been Meaning in the Cambridge English Dictionary Cambridge dictionaries logo
Cambridge Dictionaries online Cambridge Dictionaries online

The most popular online dictionary and thesaurus for learners of English

Meaning of “been” in the English Dictionary

"been" in British English

See all translations

beenverb

uk   /biːn/ /bɪn/ us   /biːn/ /bɪn/
past participle of be
used to mean "visited" or "travelled",: I've never been to Kenya, but I hope to visit it next year. "Have you ever been there before?" - "Yes, I've been twice."
used as the past participle of "go" when the action referred to is finished: She's been to the hairdresser's (= and now she has returned). Do you need to go to the bathroom, or have you already been?
UK used to mean "arrived": The postman hasn't been yet. The doctor's just been (= has arrived and left).
(Definition of been from the Cambridge Advanced Learner’s Dictionary & Thesaurus © Cambridge University Press)

"been" in American English

See all translations

been

us   /bɪn/
past participle of be
Been is also used to mean visited or traveled: "Have you ever been to Africa?" "No, I’ve never been there, but I’d love to go."
(Definition of been from the Cambridge Academic Content Dictionary © Cambridge University Press)
What is the pronunciation of been?
Add Cambridge dictionaries to your browser to your website
Watching the detectorists
Watching the detectorists
by ,
May 31, 2016
by Colin McIntosh You could be forgiven for thinking that old-fashioned hobbies that don’t involve computers have fallen out of favour. In fact, nothing could be further from the truth. If anything, the internet has made it easier for people with specialist hobbies from different corners of the world to come together to support one another

Read More 

Word of the Day

biodegrade

to decay naturally and in a way that is not harmful

Word of the Day

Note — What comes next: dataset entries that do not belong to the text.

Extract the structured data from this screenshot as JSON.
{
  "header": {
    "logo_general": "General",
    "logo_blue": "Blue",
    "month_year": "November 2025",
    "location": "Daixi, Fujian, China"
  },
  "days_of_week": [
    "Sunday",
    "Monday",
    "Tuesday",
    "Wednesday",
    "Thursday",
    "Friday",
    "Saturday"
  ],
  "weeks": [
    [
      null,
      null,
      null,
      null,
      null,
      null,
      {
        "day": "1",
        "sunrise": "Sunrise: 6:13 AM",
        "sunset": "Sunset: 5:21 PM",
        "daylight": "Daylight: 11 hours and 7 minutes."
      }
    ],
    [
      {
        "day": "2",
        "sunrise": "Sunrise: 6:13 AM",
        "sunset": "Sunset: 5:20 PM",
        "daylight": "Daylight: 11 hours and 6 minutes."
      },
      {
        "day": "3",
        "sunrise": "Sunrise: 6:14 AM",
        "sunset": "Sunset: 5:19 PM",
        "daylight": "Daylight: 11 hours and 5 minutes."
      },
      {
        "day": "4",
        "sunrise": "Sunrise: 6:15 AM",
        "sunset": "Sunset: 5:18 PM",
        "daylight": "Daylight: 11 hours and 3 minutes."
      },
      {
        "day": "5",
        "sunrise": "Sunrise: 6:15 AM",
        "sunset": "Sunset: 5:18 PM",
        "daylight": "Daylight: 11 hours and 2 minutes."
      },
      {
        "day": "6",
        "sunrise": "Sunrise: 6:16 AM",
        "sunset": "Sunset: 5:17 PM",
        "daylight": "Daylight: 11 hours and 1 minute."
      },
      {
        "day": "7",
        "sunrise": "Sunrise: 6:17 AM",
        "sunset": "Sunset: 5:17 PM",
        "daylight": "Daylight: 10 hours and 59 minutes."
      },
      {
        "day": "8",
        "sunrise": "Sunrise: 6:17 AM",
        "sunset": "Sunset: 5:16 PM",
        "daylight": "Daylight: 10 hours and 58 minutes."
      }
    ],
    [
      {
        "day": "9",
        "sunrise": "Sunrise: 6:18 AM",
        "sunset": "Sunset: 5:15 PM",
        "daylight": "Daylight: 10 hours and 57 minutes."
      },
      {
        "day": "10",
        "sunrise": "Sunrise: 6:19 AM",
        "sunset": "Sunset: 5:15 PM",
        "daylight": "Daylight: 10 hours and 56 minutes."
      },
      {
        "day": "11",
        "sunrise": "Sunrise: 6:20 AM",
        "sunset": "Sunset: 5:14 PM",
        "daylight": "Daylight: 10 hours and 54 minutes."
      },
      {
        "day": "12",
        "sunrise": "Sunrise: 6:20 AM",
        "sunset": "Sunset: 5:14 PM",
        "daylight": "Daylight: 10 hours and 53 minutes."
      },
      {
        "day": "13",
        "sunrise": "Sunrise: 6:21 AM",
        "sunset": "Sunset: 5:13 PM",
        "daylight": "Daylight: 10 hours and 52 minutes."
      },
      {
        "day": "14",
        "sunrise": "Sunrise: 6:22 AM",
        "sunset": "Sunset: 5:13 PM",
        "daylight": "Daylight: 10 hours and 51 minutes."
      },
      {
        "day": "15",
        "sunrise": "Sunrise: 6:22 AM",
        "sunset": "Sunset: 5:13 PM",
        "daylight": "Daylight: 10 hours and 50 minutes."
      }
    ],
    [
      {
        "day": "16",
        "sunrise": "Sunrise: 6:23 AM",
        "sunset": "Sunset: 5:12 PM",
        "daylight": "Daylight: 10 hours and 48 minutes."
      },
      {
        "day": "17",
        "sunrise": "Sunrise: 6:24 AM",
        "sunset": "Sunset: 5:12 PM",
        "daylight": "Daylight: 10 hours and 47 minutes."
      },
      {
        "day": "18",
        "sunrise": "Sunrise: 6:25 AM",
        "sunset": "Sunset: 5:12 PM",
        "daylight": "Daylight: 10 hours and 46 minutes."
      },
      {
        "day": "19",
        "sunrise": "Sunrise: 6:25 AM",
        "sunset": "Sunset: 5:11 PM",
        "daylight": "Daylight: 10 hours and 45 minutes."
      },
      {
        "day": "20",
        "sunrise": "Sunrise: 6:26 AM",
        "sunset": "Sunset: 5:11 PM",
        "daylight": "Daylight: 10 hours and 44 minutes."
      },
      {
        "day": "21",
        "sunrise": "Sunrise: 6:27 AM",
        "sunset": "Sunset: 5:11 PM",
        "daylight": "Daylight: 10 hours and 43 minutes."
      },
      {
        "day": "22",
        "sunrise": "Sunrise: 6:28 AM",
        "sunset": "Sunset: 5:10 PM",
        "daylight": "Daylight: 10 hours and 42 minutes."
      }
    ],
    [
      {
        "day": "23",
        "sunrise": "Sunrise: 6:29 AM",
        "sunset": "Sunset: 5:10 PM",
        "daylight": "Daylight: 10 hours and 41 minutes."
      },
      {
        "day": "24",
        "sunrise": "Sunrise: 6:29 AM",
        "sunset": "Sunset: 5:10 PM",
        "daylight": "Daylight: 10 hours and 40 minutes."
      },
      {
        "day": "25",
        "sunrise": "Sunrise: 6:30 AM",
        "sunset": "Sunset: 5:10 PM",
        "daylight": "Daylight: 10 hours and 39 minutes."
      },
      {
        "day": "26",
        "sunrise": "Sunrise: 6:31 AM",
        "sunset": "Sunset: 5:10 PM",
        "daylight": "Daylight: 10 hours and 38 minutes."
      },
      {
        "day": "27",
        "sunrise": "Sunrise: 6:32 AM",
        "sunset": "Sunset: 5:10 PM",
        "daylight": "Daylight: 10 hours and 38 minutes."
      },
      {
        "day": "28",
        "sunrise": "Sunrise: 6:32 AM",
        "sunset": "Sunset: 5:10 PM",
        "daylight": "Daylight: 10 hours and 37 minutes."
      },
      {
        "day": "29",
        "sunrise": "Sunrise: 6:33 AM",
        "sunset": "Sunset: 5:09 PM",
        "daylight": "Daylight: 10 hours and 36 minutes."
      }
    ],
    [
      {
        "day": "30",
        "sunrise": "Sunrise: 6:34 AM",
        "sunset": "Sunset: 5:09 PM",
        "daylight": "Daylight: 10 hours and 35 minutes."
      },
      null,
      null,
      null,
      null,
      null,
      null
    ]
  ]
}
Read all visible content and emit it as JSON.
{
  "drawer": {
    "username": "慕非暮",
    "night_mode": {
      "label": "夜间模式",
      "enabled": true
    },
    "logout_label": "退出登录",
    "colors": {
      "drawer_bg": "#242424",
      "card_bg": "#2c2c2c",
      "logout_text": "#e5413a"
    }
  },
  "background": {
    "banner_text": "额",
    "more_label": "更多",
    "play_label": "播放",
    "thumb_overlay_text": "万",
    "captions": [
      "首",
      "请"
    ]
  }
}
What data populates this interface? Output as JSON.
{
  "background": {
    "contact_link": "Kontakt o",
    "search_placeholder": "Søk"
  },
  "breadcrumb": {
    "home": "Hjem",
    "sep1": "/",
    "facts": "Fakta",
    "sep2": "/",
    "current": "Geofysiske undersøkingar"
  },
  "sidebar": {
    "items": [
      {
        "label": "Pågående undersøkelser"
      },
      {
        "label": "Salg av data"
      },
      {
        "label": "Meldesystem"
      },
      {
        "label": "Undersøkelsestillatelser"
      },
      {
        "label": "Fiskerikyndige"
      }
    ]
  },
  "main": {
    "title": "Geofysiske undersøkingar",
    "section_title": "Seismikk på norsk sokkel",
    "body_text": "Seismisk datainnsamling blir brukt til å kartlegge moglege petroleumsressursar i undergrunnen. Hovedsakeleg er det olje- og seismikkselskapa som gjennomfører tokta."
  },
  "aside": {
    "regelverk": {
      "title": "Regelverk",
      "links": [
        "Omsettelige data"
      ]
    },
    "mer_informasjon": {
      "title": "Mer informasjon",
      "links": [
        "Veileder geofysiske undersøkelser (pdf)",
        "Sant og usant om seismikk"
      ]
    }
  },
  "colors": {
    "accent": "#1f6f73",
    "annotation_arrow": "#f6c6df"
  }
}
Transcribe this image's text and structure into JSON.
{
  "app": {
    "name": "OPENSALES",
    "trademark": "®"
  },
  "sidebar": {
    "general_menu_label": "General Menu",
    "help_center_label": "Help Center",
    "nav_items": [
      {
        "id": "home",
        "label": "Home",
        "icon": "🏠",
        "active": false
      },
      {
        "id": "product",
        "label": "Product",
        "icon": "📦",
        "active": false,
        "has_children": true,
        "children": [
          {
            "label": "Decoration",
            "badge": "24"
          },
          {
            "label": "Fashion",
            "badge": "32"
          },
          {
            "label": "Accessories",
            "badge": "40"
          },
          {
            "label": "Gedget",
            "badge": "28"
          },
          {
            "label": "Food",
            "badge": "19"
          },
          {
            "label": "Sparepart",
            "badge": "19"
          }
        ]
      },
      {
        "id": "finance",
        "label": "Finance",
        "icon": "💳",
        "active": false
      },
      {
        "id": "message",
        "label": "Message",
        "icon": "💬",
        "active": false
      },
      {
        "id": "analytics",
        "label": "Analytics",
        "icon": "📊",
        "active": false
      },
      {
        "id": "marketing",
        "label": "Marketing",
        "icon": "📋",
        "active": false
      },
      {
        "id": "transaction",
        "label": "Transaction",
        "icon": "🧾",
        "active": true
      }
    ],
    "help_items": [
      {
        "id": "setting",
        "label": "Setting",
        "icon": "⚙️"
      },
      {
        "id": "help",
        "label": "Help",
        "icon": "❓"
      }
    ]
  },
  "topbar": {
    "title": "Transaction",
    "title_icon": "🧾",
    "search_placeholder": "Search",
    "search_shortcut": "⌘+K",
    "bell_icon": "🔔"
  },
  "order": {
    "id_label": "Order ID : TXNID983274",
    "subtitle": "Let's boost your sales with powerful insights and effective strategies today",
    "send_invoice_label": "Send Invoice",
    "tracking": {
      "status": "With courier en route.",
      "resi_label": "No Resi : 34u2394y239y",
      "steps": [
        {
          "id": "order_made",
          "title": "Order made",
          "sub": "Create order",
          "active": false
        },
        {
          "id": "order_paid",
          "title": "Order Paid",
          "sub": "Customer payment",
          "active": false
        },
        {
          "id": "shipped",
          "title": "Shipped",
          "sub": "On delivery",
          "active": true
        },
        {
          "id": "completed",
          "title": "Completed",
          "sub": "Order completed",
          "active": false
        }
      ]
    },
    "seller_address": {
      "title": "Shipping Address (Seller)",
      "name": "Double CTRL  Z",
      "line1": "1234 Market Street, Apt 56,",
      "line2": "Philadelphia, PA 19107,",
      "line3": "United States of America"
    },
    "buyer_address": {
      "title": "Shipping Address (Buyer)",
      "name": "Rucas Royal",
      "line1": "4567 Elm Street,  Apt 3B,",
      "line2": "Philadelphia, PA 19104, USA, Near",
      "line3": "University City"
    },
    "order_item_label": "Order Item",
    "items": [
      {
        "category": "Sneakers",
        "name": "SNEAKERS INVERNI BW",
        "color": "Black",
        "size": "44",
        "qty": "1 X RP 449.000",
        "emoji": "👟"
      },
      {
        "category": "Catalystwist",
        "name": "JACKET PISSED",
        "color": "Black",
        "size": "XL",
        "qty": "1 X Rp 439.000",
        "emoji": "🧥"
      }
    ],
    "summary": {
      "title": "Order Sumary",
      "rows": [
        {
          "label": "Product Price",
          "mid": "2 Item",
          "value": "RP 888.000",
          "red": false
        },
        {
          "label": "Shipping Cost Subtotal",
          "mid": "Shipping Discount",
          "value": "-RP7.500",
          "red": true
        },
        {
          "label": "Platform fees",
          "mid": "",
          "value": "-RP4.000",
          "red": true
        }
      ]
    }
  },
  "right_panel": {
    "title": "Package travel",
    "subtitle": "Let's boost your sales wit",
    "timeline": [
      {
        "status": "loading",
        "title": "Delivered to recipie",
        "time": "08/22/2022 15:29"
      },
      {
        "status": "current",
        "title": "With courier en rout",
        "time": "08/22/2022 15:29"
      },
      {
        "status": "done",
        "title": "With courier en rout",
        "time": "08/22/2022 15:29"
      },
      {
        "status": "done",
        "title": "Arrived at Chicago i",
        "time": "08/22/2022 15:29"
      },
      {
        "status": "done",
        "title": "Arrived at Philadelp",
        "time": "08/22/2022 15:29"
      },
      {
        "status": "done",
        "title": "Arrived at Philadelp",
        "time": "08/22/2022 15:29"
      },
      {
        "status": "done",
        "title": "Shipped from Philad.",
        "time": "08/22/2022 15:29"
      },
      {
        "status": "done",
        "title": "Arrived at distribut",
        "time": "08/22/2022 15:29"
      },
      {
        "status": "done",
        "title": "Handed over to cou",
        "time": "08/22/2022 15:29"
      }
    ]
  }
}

decision fatigue noun
decision fatigue noun
May 30, 2016
a decreased ability to make decisions as a result of having too many decisions to make Our brains have a finite number of decisions they can make before they get depleted and become less discerning – so this is called decision fatigue.

Read More